and the
Citizens Economic Research Foundation

Barbara's Column
August #2

Coulter off base on some things, to the point on others
by Barbara Anderson

The Salem News
Thursday, August 10, 2006

After I finished "Desert Solitaire" by Edward Abbey, I planned to read only fiction in my hammock this summer, including the most recent paperbacks by favorite authors - Nelson DeMille, Michael Connelly, Tom Wolfe, Colleen McCullough and Dean Koontz.

But then, late last month, I got the irresistible urge to read something by Ann Coulter.

Maybe it was because someone suggested I'd been attending her "boot camp retreats" and I sensed this was meant to be an insult, but felt I needed more information. So I bought her latest book "Godless, the Church of Liberalism."

I had glanced at it earlier, when she was being attacked for writing that a few activist 9/11 widows were enjoying their husbands' deaths too much while taking the leftist lead in attacking George Bush. I would never have said that (though similar uncharitable thoughts about liberals occasionally cross my mind, even exit my mouth); but I found myself laughing as she stood her ground and took on her critics on various talk shows. I decided I should get the full context, but when I read the book jacket and learned that she also attacks the theory of evolution, I figured my book allowance could be better spent.

Ever since I read "Inherit the Wind" in college, not to mention seeing the movie three times, evolution has been my favorite theory. Setting it aside as basically proven, I moved on to serious books about evolutionary biology, cognitive development and biological ethics by Matt Ridle, William Shermer and MIT's Steven Pinker, now at Harvard.

The debate was not about creationism vs. evolution, but about nature vs. nurture, and behaviorism vs. choice. My libertarian, freedom-oriented philosophy was quite comfortable with the science authors' visions of life and its meaning.
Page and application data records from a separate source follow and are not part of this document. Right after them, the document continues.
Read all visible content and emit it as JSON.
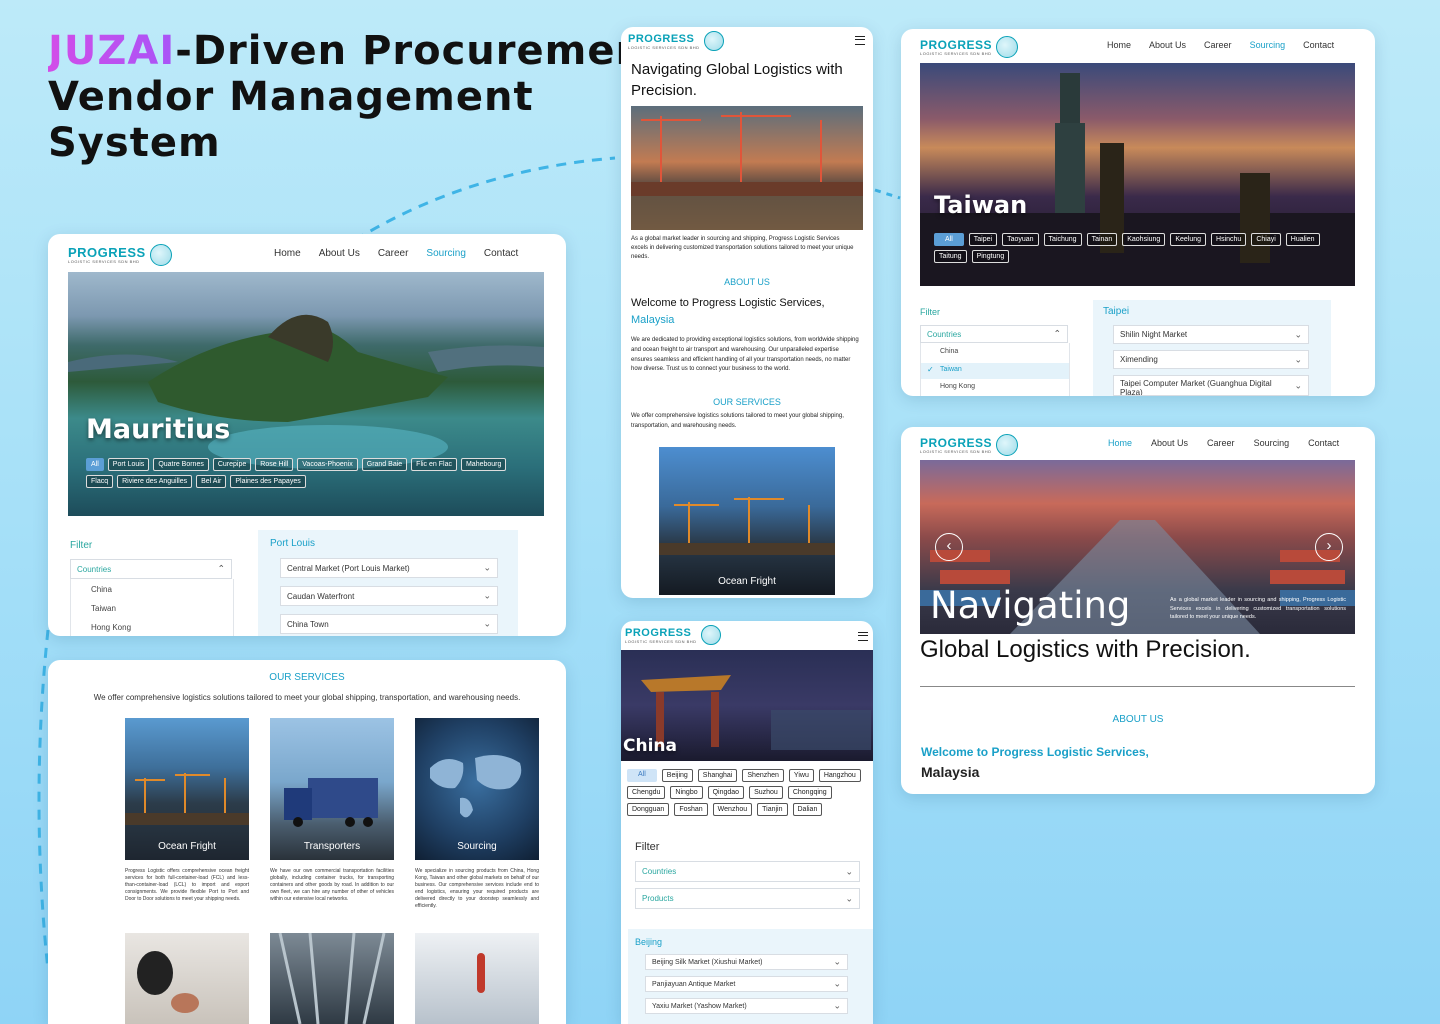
{
  "headline": {
    "accent": "JUZAI",
    "line1_rest": "-Driven Procurement",
    "line2": "Vendor Management",
    "line3": "System"
  },
  "brand": {
    "name": "PROGRESS",
    "sub": "LOGISTIC SERVICES SDN BHD"
  },
  "nav": {
    "home": "Home",
    "about": "About Us",
    "career": "Career",
    "sourcing": "Sourcing",
    "contact": "Contact"
  },
  "mauritius": {
    "title": "Mauritius",
    "chips": [
      "All",
      "Port Louis",
      "Quatre Bornes",
      "Curepipe",
      "Rose Hill",
      "Vacoas-Phoenix",
      "Grand Baie",
      "Flic en Flac",
      "Mahebourg",
      "Flacq",
      "Riviere des Anguilles",
      "Bel Air",
      "Plaines des Papayes"
    ],
    "filter": "Filter",
    "countries": "Countries",
    "country_list": [
      "China",
      "Taiwan",
      "Hong Kong"
    ],
    "city": "Port Louis",
    "markets": [
      "Central Market (Port Louis Market)",
      "Caudan Waterfront",
      "China Town"
    ]
  },
  "services": {
    "heading": "OUR SERVICES",
    "intro": "We offer comprehensive logistics solutions tailored to meet your global shipping, transportation, and warehousing needs.",
    "items": [
      {
        "label": "Ocean Fright",
        "text": "Progress Logistic offers comprehensive ocean freight services for both full-container-load (FCL) and less-than-container-load (LCL) to import and export consignments. We provide flexible Port to Port and Door to Door solutions to meet your shipping needs."
      },
      {
        "label": "Transporters",
        "text": "We have our own commercial transportation facilities globally, including container trucks, for transporting containers and other goods by road. In addition to our own fleet, we can hire any number of other of vehicles within our extensive local networks."
      },
      {
        "label": "Sourcing",
        "text": "We specialize in sourcing products from China, Hong Kong, Taiwan and other global markets on behalf of our business. Our comprehensive services include end to end logistics, ensuring your required products are delivered directly to your doorstep seamlessly and efficiently."
      }
    ]
  },
  "mobile1": {
    "title": "Navigating Global Logistics with Precision.",
    "intro": "As a global market leader in sourcing and shipping, Progress Logistic Services excels in delivering customized transportation solutions tailored to meet your unique needs.",
    "about_heading": "ABOUT US",
    "welcome": "Welcome to Progress Logistic Services,",
    "welcome_accent": "Malaysia",
    "about_text": "We are dedicated to providing exceptional logistics solutions, from worldwide shipping and ocean freight to air transport and warehousing. Our unparalleled expertise ensures seamless and efficient handling of all your transportation needs, no matter how diverse. Trust us to connect your business to the world.",
    "services_heading": "OUR SERVICES",
    "services_text": "We offer comprehensive logistics solutions tailored to meet your global shipping, transportation, and warehousing needs.",
    "card_label": "Ocean Fright"
  },
  "china": {
    "title": "China",
    "chips": [
      "All",
      "Beijing",
      "Shanghai",
      "Shenzhen",
      "Yiwu",
      "Hangzhou",
      "Chengdu",
      "Ningbo",
      "Qingdao",
      "Suzhou",
      "Chongqing",
      "Dongguan",
      "Foshan",
      "Wenzhou",
      "Tianjin",
      "Dalian"
    ],
    "filter": "Filter",
    "countries": "Countries",
    "products": "Products",
    "city": "Beijing",
    "markets": [
      "Beijing Silk Market (Xiushui Market)",
      "Panjiayuan Antique Market",
      "Yaxiu Market (Yashow Market)"
    ]
  },
  "taiwan": {
    "title": "Taiwan",
    "chips": [
      "All",
      "Taipei",
      "Taoyuan",
      "Taichung",
      "Tainan",
      "Kaohsiung",
      "Keelung",
      "Hsinchu",
      "Chiayi",
      "Hualien",
      "Taitung",
      "Pingtung"
    ],
    "filter": "Filter",
    "countries": "Countries",
    "country_list": [
      "China",
      "Taiwan",
      "Hong Kong"
    ],
    "city": "Taipei",
    "markets": [
      "Shilin Night Market",
      "Ximending",
      "Taipei Computer Market (Guanghua Digital Plaza)"
    ]
  },
  "home": {
    "big": "Navigating",
    "rest": "Global Logistics with Precision.",
    "blurb": "As a global market leader in sourcing and shipping, Progress Logistic Services excels in delivering customized transportation solutions tailored to meet your unique needs.",
    "about_heading": "ABOUT US",
    "welcome": "Welcome to Progress Logistic Services,",
    "country": "Malaysia"
  },
  "icons": [
    "globe-icon",
    "menu-icon",
    "chevron-down-icon",
    "chevron-up-icon",
    "check-icon",
    "arrow-left-icon",
    "arrow-right-icon"
  ],
  "colors": {
    "brand": "#0aa2b8",
    "accent": "#1aa0c8",
    "filter": "#2aa7a0",
    "background": "#a6e0f8"
  }
}
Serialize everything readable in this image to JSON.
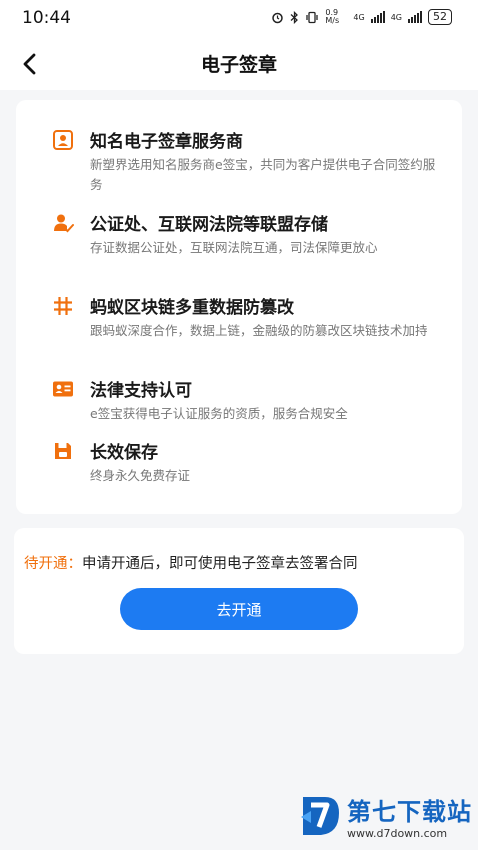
{
  "status_bar": {
    "time": "10:44",
    "net_speed": "0.9 M/s",
    "sim1": "4G",
    "sim2": "4G",
    "battery": "52"
  },
  "header": {
    "title": "电子签章"
  },
  "features": [
    {
      "icon": "id-card-icon",
      "title": "知名电子签章服务商",
      "desc": "新塑界选用知名服务商e签宝，共同为客户提供电子合同签约服务"
    },
    {
      "icon": "user-check-icon",
      "title": "公证处、互联网法院等联盟存储",
      "desc": "存证数据公证处，互联网法院互通，司法保障更放心"
    },
    {
      "icon": "hash-icon",
      "title": "蚂蚁区块链多重数据防篡改",
      "desc": "跟蚂蚁深度合作，数据上链，金融级的防篡改区块链技术加持"
    },
    {
      "icon": "license-card-icon",
      "title": "法律支持认可",
      "desc": "e签宝获得电子认证服务的资质，服务合规安全"
    },
    {
      "icon": "save-icon",
      "title": "长效保存",
      "desc": "终身永久免费存证"
    }
  ],
  "activation": {
    "status_label": "待开通：",
    "status_text": "申请开通后，即可使用电子签章去签署合同",
    "button_label": "去开通"
  },
  "watermark": {
    "name": "第七下载站",
    "url": "www.d7down.com"
  },
  "colors": {
    "accent_orange": "#f0700e",
    "primary_blue": "#1d7bf2",
    "watermark_blue": "#1565c0"
  }
}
However, Coulter had some interesting, intelligent rebuttals to accepted evolutionary theory and, unlike many opponents and proponents, my mind is always open to new information. What most astonished me was learning that "Inherit the Wind" was far from accurate history, and that the Scopes Monkey Trial was a public relations creation meant to put the town of Dayton, Tenn., on the map.

That'll teach me to get my history and science from the movies!

I'd be more impressed, however, if she had asked questions, rather than clearly stating that evolution "is about one notch above Scientology in scientific rigor." I checked out some of her attacks and found they were as spurious as the liberals' arguments against intelligent design.

I would give my next year's book allowance to attend a debate between Steven Pinker and Ann Coulter.

On other issues, I am comfortable with my agreement or disagreement with Coulter. I am not a traditional Christian Conservative, as she is, and can see the fallacy in some of her beliefs and broad generalizations. But even so, I spent much of a weekend laughing out loud in my hammock.

Some favorite lines:

"If people are born gay, why hasn't Darwinism weeded out people who don't reproduce?"

"For liberals, a human life begins at the precise moment the person starts filling out his first application for a government job."

"It's odd having the angry 9/11 widows fawned over by the same political party that objects to crime victims' delivering victim impact statements."

"There may be some advantages to being intelligent, but a lot of liberals appear to have high IQs, so, really, what's the point?"

But it wasn't just Coulter's irreverent wit that made "Godless" worth reading; it was her overall theme: That liberalism is itself a religion, with its sacraments (abortion), its martyrs (Alger Hiss, convicted murderers, low-paid public school teachers), churches (government schools, where prayer is prohibited but condoms are free), and its own cosmology (in which mankind is an inconsequential accident).

She's right! That's why it has always seemed somehow familiar to me! It demands the same unquestioning belief from its members that the Catholic Church wanted from me (and didn't get).

I agree with Coulter when she writes: "it's well past time for liberalism to be declared a religion and banned from public schools."

Here's the bottom line relationship between me and Ann Coulter: The enemy of my enemy is my friend. She may attack my beloved theory of evolution and a secular society, but she also goes after liberals, the teachers' unions, America-haters, and environmental hysterics; Mike Dukakis and Willie Horton get a whole chapter for themselves.

Although accused of being outrageous just to sell books, Coulter is clearly a believer in the Christian values she espouses; and suffering fools gladly just isn't one of those values. If liberals didn't respond with vocal outrage, people like me wouldn't have noticed her book at all. Not too bright, her enemies.

I'm a stranger in a strange world, neither liberal nor conservative. I want all religions, including liberalism, to leave me alone to continue my pursuit of the truth, wherever it may be found.

I've decided that my God gave me a mind and told me to go forth and use it. Thank you, God, for that gift: I'll try not to waste it on unexamined belief, especially in liberal theology.

Barbara Anderson is executive director of Citizens for Limited Taxation. Her syndicated columns appear weekly in the Salem News, Newburyport Times, Gloucester Times, (Lawrence) Eagle-Tribune, and Lowell Sun; bi-weekly in the Tinytown Gazette; and occasionally in the Providence Journal and other newspapers.